• Exercise:
The entries must be set down again word for word; no pictures belong in the copy.

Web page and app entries
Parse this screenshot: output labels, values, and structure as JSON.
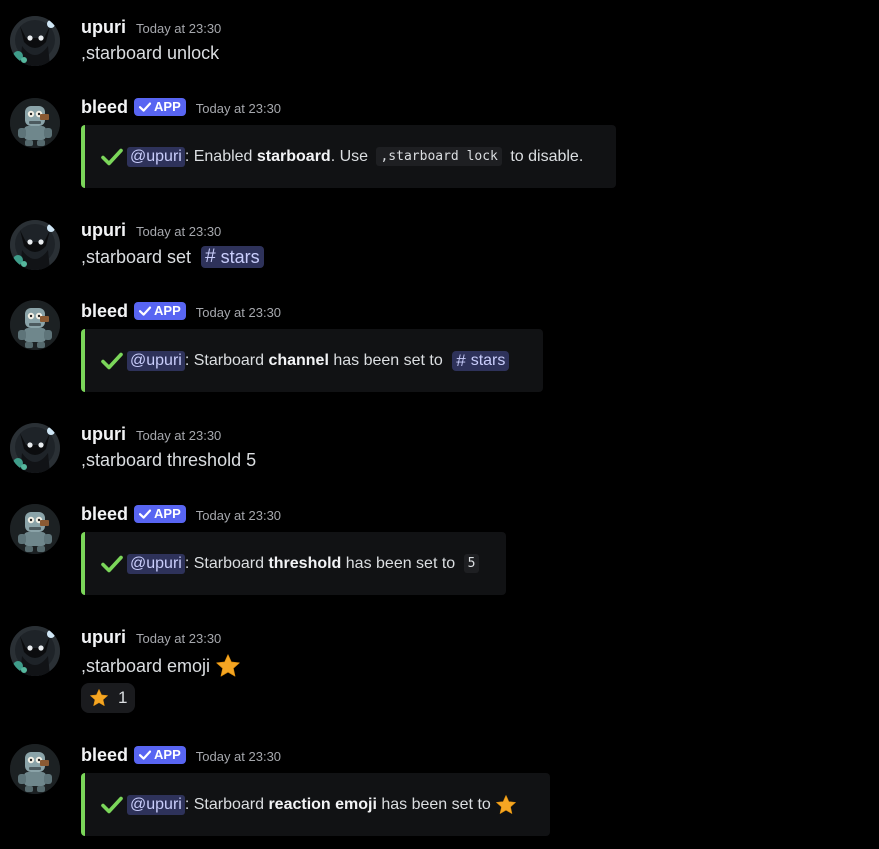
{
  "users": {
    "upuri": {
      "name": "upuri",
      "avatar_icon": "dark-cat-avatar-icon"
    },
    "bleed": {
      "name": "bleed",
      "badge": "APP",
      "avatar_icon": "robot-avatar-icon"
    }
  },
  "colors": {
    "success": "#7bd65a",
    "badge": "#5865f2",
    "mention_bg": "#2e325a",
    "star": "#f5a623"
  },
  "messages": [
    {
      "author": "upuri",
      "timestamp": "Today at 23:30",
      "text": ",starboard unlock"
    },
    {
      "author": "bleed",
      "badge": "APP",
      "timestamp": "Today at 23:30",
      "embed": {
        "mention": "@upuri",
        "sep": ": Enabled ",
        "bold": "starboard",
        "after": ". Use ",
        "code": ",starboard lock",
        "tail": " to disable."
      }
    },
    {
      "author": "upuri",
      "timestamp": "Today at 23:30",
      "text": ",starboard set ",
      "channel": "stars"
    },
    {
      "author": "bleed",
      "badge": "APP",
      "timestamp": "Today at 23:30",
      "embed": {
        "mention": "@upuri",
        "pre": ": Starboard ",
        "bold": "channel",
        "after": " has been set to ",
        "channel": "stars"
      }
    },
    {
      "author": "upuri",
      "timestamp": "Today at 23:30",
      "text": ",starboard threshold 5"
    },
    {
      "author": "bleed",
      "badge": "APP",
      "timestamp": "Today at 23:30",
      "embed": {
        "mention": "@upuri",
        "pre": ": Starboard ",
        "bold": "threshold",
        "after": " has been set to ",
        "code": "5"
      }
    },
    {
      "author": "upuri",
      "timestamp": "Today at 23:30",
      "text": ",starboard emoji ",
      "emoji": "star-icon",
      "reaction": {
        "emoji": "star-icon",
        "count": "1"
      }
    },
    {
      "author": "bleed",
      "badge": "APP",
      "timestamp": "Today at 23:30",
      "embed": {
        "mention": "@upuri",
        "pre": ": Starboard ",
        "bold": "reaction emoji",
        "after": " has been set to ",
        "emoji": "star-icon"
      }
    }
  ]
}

• Exercise output:
Parse this screenshot: output labels, values, and structure as JSON.
{
  "users": {
    "upuri": {
      "name": "upuri",
      "avatar_icon": "dark-cat-avatar-icon"
    },
    "bleed": {
      "name": "bleed",
      "badge": "APP",
      "avatar_icon": "robot-avatar-icon"
    }
  },
  "colors": {
    "success": "#7bd65a",
    "badge": "#5865f2",
    "mention_bg": "#2e325a",
    "star": "#f5a623"
  },
  "messages": [
    {
      "author": "upuri",
      "timestamp": "Today at 23:30",
      "text": ",starboard unlock"
    },
    {
      "author": "bleed",
      "badge": "APP",
      "timestamp": "Today at 23:30",
      "embed": {
        "mention": "@upuri",
        "sep": ": Enabled ",
        "bold": "starboard",
        "after": ". Use ",
        "code": ",starboard lock",
        "tail": " to disable."
      }
    },
    {
      "author": "upuri",
      "timestamp": "Today at 23:30",
      "text": ",starboard set ",
      "channel": "stars"
    },
    {
      "author": "bleed",
      "badge": "APP",
      "timestamp": "Today at 23:30",
      "embed": {
        "mention": "@upuri",
        "pre": ": Starboard ",
        "bold": "channel",
        "after": " has been set to ",
        "channel": "stars"
      }
    },
    {
      "author": "upuri",
      "timestamp": "Today at 23:30",
      "text": ",starboard threshold 5"
    },
    {
      "author": "bleed",
      "badge": "APP",
      "timestamp": "Today at 23:30",
      "embed": {
        "mention": "@upuri",
        "pre": ": Starboard ",
        "bold": "threshold",
        "after": " has been set to ",
        "code": "5"
      }
    },
    {
      "author": "upuri",
      "timestamp": "Today at 23:30",
      "text": ",starboard emoji ",
      "emoji": "star-icon",
      "reaction": {
        "emoji": "star-icon",
        "count": "1"
      }
    },
    {
      "author": "bleed",
      "badge": "APP",
      "timestamp": "Today at 23:30",
      "embed": {
        "mention": "@upuri",
        "pre": ": Starboard ",
        "bold": "reaction emoji",
        "after": " has been set to ",
        "emoji": "star-icon"
      }
    }
  ]
}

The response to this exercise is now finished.